## ASSIGNMENT
Everything in the listing except the pictures should be written out exactly.

## DATA EXTRACTS
= Beginning of Section =

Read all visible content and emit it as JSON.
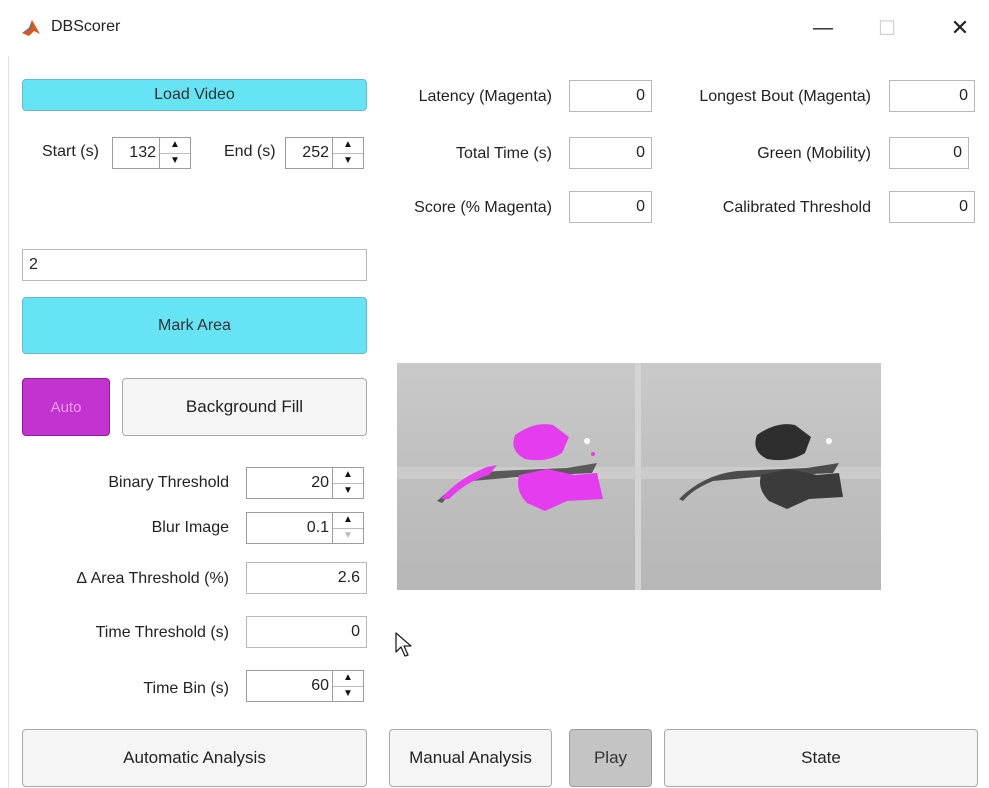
{
  "window": {
    "title": "DBScorer",
    "minimize_glyph": "—",
    "maximize_glyph": "☐",
    "close_glyph": "✕"
  },
  "controls": {
    "load_video": "Load Video",
    "start_label": "Start (s)",
    "start_value": "132",
    "end_label": "End (s)",
    "end_value": "252",
    "text_field_value": "2",
    "mark_area": "Mark Area",
    "auto": "Auto",
    "background_fill": "Background Fill",
    "binary_threshold_label": "Binary Threshold",
    "binary_threshold_value": "20",
    "blur_image_label": "Blur Image",
    "blur_image_value": "0.1",
    "area_threshold_label": "Δ Area Threshold (%)",
    "area_threshold_value": "2.6",
    "time_threshold_label": "Time Threshold (s)",
    "time_threshold_value": "0",
    "time_bin_label": "Time Bin (s)",
    "time_bin_value": "60"
  },
  "results": {
    "latency_label": "Latency (Magenta)",
    "latency_value": "0",
    "longest_bout_label": "Longest Bout (Magenta)",
    "longest_bout_value": "0",
    "total_time_label": "Total Time (s)",
    "total_time_value": "0",
    "green_label": "Green (Mobility)",
    "green_value": "0",
    "score_label": "Score (% Magenta)",
    "score_value": "0",
    "calibrated_label": "Calibrated Threshold",
    "calibrated_value": "0"
  },
  "bottom": {
    "automatic_analysis": "Automatic Analysis",
    "manual_analysis": "Manual Analysis",
    "play": "Play",
    "state": "State"
  },
  "colors": {
    "cyan_button": "#66e3f5",
    "auto_button": "#c333cf",
    "magenta_overlay": "#e63cf0",
    "play_button": "#c4c4c4"
  },
  "icons": {
    "app": "matlab-icon",
    "spinner_up": "triangle-up",
    "spinner_down": "triangle-down",
    "cursor": "mouse-pointer"
  }
}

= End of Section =

## RESULT
Read all visible content and emit it as JSON.
{
  "window": {
    "title": "DBScorer",
    "minimize_glyph": "—",
    "maximize_glyph": "☐",
    "close_glyph": "✕"
  },
  "controls": {
    "load_video": "Load Video",
    "start_label": "Start (s)",
    "start_value": "132",
    "end_label": "End (s)",
    "end_value": "252",
    "text_field_value": "2",
    "mark_area": "Mark Area",
    "auto": "Auto",
    "background_fill": "Background Fill",
    "binary_threshold_label": "Binary Threshold",
    "binary_threshold_value": "20",
    "blur_image_label": "Blur Image",
    "blur_image_value": "0.1",
    "area_threshold_label": "Δ Area Threshold (%)",
    "area_threshold_value": "2.6",
    "time_threshold_label": "Time Threshold (s)",
    "time_threshold_value": "0",
    "time_bin_label": "Time Bin (s)",
    "time_bin_value": "60"
  },
  "results": {
    "latency_label": "Latency (Magenta)",
    "latency_value": "0",
    "longest_bout_label": "Longest Bout (Magenta)",
    "longest_bout_value": "0",
    "total_time_label": "Total Time (s)",
    "total_time_value": "0",
    "green_label": "Green (Mobility)",
    "green_value": "0",
    "score_label": "Score (% Magenta)",
    "score_value": "0",
    "calibrated_label": "Calibrated Threshold",
    "calibrated_value": "0"
  },
  "bottom": {
    "automatic_analysis": "Automatic Analysis",
    "manual_analysis": "Manual Analysis",
    "play": "Play",
    "state": "State"
  },
  "colors": {
    "cyan_button": "#66e3f5",
    "auto_button": "#c333cf",
    "magenta_overlay": "#e63cf0",
    "play_button": "#c4c4c4"
  },
  "icons": {
    "app": "matlab-icon",
    "spinner_up": "triangle-up",
    "spinner_down": "triangle-down",
    "cursor": "mouse-pointer"
  }
}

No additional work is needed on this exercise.